While writing an article on the Revolutionary War, I wrote that Casimir Pulaski was killed in battle outside of Charleston, relying on a passage from a well-regarded book. However, a careful reader challenged me by stating that Pulaski was actually killed outside of Savannah. Of course he was right!
This experience demonstrates the need to double check your facts. This is true even when citing the most eminent historians. An example is found in Britisher Piers Mackesy’s highly acclaimed account of the American War of Independence. In the section describing the 1776 conflict in the Lake Champlain region, Mackesy mistakenly asserts that Thaddeus Kosciuszko, the Polish born military engineer, helped strengthen the 1776 defenses at Fort Ticonderoga and Mount Independence. This is not true.¹ Coming to America in the summer of 1776, Koscuiszko initially assisted in building fortifications along the Delaware River protecting Philadephia.
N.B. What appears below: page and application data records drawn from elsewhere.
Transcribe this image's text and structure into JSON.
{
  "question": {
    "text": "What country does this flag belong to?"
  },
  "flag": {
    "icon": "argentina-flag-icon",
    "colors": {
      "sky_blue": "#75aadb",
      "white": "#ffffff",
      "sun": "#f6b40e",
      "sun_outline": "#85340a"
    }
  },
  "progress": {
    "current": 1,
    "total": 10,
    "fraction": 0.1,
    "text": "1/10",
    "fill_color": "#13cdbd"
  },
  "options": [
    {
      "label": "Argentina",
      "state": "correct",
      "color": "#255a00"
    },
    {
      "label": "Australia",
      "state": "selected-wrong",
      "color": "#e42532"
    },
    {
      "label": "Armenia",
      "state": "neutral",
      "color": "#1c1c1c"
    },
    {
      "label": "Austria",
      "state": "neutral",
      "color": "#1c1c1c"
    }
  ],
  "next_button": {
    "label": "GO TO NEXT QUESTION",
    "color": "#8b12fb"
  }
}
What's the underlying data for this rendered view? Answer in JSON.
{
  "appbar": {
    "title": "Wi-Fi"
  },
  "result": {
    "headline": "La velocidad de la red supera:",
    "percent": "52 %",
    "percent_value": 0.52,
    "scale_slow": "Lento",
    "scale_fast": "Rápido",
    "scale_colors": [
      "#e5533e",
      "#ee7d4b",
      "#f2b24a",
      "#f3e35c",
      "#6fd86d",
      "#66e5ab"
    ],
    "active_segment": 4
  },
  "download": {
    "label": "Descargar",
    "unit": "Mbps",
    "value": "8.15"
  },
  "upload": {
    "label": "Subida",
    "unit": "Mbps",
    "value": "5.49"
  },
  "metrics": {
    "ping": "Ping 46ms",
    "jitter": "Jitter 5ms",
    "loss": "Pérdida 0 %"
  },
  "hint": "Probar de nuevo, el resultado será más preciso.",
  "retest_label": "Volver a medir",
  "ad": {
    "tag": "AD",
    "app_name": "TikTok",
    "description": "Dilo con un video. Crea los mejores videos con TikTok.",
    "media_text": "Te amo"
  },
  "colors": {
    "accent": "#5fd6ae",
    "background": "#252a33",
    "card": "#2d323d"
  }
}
He did not travel to Fort Ticonderoga until the following year.² For information on the contruction history of the Fort Ticonderoga and Mount Independence fortifications, see an excellent new book Strong Ground.³
However, this one error does not detract from Mackesy’s overall thesis and his book is a wonderful reference for military and political strategic decision making by British military leaders and politicians. Mackesy’s analysis even resonates with today’s leaders. See A review in the Washington Post by Thomas Ricks who cites insights from Mackesy’s book to interpret the contemporary conflict in Iraq.
What this example does point out is that researchers should take special care to double check facts they cite, even from the most eminent of historians.